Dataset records
--
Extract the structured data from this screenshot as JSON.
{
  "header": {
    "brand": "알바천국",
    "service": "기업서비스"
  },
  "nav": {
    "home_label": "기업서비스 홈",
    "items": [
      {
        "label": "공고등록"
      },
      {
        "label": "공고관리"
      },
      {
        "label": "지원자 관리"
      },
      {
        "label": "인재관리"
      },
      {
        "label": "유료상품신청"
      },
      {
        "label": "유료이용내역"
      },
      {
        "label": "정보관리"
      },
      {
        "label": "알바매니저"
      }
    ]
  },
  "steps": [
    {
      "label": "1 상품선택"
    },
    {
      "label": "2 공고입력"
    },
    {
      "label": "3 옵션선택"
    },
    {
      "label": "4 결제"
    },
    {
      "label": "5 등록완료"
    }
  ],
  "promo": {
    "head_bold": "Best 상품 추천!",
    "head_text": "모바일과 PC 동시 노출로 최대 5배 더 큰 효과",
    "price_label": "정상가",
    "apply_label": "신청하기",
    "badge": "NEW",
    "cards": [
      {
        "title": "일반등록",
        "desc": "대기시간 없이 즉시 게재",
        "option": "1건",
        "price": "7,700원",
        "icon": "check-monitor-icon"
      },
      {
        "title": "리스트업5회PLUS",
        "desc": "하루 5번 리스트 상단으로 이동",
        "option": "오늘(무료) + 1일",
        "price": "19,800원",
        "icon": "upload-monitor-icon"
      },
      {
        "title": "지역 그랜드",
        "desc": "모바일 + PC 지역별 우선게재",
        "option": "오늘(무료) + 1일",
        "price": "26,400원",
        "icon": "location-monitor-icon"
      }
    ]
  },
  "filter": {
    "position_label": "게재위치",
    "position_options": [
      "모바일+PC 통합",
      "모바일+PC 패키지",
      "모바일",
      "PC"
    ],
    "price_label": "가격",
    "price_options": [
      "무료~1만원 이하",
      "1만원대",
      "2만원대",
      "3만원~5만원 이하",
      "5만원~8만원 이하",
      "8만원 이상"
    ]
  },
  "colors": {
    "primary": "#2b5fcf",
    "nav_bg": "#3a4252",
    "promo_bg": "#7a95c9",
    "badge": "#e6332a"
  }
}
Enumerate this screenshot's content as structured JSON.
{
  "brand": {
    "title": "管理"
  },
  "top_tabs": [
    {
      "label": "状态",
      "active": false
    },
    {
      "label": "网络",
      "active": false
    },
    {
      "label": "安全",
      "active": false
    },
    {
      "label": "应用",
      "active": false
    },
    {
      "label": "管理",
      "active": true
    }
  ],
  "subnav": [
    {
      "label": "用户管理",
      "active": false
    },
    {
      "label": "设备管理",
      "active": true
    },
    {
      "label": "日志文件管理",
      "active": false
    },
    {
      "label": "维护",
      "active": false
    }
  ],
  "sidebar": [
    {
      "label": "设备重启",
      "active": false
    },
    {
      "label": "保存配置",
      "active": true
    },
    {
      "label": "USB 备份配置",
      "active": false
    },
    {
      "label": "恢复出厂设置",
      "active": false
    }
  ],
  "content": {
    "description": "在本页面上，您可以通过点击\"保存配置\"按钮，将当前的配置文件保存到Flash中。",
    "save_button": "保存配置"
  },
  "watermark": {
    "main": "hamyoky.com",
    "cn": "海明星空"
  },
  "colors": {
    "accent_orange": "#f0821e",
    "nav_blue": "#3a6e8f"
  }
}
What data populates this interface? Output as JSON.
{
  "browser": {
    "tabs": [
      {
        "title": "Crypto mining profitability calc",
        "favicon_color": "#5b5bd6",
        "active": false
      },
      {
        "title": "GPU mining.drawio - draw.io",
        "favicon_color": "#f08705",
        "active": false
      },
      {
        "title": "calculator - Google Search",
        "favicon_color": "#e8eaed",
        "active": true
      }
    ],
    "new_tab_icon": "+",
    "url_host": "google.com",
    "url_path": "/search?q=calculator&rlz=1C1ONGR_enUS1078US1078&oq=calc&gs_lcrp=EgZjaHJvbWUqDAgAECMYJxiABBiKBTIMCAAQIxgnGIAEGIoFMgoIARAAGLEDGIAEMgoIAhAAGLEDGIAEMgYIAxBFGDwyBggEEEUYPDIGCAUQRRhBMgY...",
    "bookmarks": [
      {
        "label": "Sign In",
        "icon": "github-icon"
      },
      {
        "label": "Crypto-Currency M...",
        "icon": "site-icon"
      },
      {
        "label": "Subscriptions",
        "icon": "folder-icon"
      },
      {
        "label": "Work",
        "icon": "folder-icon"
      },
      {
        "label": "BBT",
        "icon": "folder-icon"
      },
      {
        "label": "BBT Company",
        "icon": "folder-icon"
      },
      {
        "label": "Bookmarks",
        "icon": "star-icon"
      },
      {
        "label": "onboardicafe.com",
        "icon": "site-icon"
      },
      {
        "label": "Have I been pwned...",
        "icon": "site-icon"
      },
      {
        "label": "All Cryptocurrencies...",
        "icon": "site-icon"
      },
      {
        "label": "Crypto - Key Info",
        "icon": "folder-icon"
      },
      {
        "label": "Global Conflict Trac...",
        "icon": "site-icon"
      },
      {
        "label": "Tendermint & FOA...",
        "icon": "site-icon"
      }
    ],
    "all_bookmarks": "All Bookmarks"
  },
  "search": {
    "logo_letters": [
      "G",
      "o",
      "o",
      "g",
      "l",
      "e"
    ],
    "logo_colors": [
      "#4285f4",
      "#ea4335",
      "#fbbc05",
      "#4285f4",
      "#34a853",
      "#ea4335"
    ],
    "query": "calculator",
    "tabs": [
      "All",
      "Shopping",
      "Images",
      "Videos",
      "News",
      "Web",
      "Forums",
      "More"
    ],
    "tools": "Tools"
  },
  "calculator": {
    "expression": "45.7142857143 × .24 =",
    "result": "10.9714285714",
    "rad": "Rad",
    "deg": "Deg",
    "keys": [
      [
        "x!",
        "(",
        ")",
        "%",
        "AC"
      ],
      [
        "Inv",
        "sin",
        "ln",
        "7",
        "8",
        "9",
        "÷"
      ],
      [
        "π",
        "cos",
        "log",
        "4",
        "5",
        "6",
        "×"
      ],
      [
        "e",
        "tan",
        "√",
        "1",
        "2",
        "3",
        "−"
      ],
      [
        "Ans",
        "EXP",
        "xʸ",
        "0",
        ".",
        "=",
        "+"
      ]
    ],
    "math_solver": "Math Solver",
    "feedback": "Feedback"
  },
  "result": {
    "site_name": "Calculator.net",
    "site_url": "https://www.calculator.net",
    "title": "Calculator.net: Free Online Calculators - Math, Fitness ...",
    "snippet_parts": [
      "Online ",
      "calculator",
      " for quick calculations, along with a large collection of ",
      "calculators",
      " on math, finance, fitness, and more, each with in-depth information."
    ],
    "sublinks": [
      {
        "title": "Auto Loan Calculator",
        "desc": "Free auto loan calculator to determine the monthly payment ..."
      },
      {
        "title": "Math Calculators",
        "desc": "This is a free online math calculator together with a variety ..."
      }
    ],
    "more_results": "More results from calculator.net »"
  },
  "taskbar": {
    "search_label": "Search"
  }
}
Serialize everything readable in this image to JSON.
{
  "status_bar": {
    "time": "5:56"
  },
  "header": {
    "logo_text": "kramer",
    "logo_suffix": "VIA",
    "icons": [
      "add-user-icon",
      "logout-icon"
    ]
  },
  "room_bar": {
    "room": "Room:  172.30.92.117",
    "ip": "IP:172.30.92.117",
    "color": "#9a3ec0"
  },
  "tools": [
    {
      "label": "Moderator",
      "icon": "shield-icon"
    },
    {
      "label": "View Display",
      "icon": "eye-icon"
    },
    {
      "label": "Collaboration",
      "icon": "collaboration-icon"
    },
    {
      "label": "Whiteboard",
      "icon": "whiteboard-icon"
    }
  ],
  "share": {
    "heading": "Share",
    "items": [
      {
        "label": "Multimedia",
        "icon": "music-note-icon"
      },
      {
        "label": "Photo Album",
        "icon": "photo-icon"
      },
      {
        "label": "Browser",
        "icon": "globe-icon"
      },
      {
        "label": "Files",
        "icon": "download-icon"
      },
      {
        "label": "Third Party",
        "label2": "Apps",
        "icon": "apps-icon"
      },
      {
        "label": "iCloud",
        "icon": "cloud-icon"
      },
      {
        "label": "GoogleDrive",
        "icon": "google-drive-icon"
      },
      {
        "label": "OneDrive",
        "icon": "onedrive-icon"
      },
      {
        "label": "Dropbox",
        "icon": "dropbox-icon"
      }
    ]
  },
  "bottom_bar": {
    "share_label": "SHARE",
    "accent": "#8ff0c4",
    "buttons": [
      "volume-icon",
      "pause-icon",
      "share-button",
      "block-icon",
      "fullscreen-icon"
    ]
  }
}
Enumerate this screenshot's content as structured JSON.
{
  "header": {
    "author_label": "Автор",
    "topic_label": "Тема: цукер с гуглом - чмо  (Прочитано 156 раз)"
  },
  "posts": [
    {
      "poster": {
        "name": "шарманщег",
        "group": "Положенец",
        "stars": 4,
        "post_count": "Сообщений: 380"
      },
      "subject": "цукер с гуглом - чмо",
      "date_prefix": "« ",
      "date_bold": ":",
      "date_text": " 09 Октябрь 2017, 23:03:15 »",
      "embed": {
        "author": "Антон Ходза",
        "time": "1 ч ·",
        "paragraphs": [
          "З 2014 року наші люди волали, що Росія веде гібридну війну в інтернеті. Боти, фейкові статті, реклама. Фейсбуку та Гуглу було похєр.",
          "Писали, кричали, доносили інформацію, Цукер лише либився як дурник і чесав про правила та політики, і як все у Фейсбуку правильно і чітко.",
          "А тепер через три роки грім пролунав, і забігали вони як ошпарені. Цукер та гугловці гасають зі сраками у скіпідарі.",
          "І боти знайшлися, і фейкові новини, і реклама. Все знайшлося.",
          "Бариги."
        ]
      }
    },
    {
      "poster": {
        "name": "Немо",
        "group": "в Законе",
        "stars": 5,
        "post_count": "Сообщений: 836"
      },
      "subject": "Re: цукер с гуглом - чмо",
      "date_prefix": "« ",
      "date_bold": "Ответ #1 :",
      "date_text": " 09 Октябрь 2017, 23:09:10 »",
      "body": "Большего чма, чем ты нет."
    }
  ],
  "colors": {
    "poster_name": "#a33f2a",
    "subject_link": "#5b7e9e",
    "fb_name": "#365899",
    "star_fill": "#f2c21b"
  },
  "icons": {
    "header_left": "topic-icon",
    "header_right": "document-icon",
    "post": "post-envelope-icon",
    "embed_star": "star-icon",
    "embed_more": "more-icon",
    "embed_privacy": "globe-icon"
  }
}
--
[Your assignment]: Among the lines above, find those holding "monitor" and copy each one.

[Problem solution]:
        "icon": "check-monitor-icon"
        "icon": "upload-monitor-icon"
        "icon": "location-monitor-icon"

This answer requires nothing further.